-------- DATA RECORDS
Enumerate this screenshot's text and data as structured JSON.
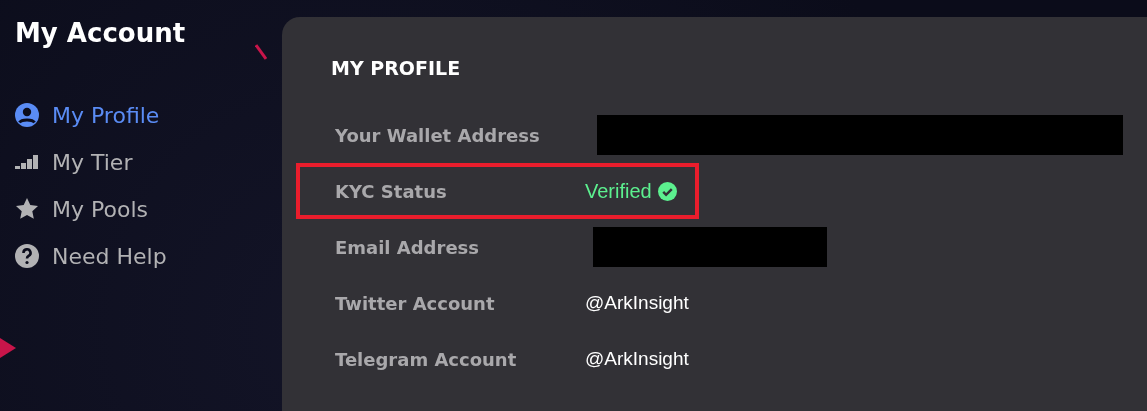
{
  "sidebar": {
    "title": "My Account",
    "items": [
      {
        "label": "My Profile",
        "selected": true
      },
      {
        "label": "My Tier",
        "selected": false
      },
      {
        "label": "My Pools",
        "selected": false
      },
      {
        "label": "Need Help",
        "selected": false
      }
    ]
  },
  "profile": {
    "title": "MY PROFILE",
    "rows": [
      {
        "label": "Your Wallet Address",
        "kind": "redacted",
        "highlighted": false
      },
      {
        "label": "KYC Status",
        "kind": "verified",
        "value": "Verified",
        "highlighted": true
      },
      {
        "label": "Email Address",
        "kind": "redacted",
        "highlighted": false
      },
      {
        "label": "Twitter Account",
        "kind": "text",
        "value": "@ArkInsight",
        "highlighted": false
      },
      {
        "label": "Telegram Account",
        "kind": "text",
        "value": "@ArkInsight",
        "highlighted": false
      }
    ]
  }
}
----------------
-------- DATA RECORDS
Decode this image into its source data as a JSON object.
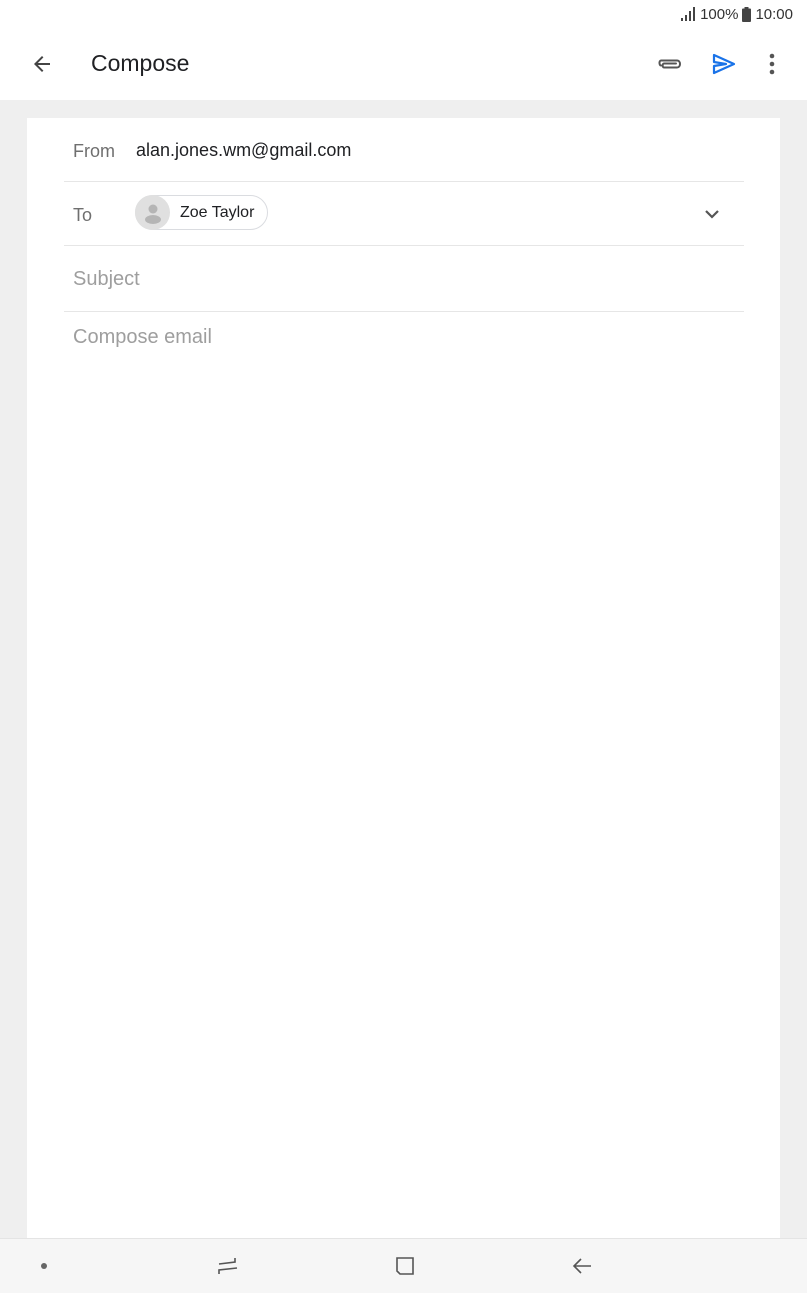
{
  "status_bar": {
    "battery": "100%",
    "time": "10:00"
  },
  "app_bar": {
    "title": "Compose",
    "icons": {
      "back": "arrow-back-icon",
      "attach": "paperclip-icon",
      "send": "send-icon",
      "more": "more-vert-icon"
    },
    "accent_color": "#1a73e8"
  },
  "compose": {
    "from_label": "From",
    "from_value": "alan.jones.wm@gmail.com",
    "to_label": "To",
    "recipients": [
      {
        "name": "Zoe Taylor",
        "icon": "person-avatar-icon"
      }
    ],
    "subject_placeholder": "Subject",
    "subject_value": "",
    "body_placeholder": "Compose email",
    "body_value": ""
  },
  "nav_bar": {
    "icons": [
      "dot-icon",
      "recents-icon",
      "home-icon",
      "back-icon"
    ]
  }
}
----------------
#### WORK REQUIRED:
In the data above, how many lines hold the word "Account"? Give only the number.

#### TASK ANSWER:
3